Your task
Pull every line that includes the word "icon" out of the data below and copy it.

Data
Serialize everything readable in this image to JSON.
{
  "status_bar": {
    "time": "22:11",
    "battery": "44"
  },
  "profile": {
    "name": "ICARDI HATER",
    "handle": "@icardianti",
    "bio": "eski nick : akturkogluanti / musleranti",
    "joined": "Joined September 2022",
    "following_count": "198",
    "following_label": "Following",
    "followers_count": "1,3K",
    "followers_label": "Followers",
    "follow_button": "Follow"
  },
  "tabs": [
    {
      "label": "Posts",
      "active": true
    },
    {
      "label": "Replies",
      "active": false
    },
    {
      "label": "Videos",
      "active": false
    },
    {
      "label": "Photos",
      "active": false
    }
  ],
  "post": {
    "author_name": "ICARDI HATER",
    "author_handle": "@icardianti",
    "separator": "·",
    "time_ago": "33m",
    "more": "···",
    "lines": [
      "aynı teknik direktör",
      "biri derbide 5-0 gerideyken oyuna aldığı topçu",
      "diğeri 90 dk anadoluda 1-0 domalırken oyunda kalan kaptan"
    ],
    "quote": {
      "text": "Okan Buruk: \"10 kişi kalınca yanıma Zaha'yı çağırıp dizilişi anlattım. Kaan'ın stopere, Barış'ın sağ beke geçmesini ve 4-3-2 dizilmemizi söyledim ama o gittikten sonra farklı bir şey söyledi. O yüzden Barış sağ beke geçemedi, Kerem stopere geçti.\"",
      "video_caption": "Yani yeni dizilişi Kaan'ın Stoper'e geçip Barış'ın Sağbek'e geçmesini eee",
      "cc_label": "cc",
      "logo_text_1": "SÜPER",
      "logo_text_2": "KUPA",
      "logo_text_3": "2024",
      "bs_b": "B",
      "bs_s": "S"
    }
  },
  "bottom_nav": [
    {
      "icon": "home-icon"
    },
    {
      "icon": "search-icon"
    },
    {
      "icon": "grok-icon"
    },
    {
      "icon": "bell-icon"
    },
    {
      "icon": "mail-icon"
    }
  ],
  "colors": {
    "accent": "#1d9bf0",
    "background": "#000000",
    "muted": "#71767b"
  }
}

Answer to this task
      "icon": "home-icon"
      "icon": "search-icon"
      "icon": "grok-icon"
      "icon": "bell-icon"
      "icon": "mail-icon"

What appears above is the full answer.